The first $50 billion in relief money “was sent out indiscriminately as a life support,” said Ge Bai, an associate professor at Johns Hopkins Bloomberg School of Public Health.
HHS tried to target later distributions. It sent $22 billion to 1,090 hospitals with large numbers of COVID patients. It sprinkled $16 billion among hospitals serving poor populations, Native American tribes, people in rural areas and children.
Still, recipients included well-endowed academic medical centers and major urban hospitals. Only $14 billion took profitability into consideration, HHS documents show. It restricted those payments to hospitals with 3% or lower profit margins.
Wealthy hospitals also benefited because of HHS’s broad definition of lost revenue. If a hospital made less than the year before or just had less revenue than budgeted, it could chalk that up to the pandemic and apply the relief money to it.
In September, HHS tried to tighten limits on how much the hospitals could keep by basing that on the difference from the previous year’s net income rather than overall revenue to “probit most providers from using [Provider Relief Fund] payments to become more profitable than they were pre-pandemic, to conserve resources to allocate to providers who were less profitable.”
The American Hospital Association, based in Chicago, complained that would punish hospitals that cut costs and would be an “administrative and accounting disaster.”
Some hospital executives attributed their surpluses to aggressive cost-cutting.

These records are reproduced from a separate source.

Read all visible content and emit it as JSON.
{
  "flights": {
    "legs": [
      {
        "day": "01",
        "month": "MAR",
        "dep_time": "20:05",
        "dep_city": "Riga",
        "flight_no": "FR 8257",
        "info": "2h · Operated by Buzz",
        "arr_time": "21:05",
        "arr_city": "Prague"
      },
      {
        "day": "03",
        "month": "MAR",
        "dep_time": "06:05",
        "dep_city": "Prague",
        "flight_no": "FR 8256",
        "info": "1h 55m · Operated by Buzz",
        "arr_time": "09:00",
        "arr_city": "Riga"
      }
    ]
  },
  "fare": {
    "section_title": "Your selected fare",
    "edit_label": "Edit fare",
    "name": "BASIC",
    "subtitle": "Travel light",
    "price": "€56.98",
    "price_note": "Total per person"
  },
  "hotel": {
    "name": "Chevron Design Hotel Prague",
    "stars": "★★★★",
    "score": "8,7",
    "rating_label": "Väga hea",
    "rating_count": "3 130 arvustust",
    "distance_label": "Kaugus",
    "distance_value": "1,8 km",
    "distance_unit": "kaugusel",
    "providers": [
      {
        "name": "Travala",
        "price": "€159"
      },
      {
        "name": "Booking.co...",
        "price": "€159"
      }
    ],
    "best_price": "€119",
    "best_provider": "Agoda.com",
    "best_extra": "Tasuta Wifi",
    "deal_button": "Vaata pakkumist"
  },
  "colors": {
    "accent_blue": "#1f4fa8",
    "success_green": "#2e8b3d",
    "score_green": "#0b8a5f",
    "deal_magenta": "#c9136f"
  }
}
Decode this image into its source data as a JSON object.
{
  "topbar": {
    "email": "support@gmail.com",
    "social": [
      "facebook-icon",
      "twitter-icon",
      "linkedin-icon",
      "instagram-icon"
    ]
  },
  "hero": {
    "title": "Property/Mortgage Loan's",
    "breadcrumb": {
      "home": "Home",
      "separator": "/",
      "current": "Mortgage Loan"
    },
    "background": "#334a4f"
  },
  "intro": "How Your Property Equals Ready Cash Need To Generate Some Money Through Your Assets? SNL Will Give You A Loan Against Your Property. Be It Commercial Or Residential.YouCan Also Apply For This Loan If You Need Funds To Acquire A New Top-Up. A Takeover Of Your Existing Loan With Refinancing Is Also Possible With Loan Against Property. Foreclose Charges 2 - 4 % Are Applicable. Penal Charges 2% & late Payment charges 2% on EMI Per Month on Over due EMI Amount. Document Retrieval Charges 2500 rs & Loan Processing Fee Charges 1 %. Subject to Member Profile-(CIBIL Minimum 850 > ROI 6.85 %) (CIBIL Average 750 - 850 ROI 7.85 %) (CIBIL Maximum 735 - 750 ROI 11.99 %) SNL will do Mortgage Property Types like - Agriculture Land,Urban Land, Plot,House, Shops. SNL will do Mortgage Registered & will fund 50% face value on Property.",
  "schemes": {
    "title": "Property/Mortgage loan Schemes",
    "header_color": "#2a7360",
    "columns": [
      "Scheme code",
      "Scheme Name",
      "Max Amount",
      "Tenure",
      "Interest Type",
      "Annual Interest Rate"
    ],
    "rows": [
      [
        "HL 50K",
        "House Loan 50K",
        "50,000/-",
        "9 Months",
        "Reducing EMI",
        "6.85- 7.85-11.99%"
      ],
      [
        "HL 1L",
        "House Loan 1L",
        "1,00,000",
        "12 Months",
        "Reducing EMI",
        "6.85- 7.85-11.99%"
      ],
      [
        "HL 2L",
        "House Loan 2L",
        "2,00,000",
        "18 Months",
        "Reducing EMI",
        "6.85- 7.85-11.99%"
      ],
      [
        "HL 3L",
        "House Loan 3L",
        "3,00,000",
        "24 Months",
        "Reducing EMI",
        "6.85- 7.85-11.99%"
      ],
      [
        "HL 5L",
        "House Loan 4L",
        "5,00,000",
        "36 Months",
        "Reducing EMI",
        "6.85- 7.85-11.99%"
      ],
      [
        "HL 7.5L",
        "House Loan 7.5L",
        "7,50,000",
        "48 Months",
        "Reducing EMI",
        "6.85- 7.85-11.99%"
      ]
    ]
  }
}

NYU Langone Health got $461 million in relief money, covering about a third of its pandemic losses, said Daniel Widawsky, chief financial officer. Another third of Langone’s losses was absorbed by the record financial performance in the months before the pandemic, he said, and cost control addressed the rest. Widawsky said that, in March 2020, Langone canceled travel, froze hiring, paused construction and stopped discretionary purchases. “If they wanted to buy a pencil, they had to call me,” he said.
Langone ended its fiscal year in August with $208 million in net income and a $136 million surplus in the final quarter of 2020, or 5.5%. Earlier this year, two credit agencies upgraded their outlook on Langone from “stable” to “positive.”
Despite taking $942 million in bailout money, NewYork-Presbyterian Hospital had a $457 million operating deficit, a 7% loss, at the end of September — a sharp turn from September 2019, when it recorded a $166 million surplus, a 2.5% gain.
The system, which declined to comment, hasn’t released its financial metrics for the final three months of 2020. Fitch projected it would stay in the red. Still, NewYork-Presbyterian remains fiscally solid: Its most recent disclosure reported $3.8 billion in cash and short-term investments, enough to keep operating for over a year.
KHN (Kaiser Health News) is a nonprofit newsroom that produces in-depth journalism on health issues.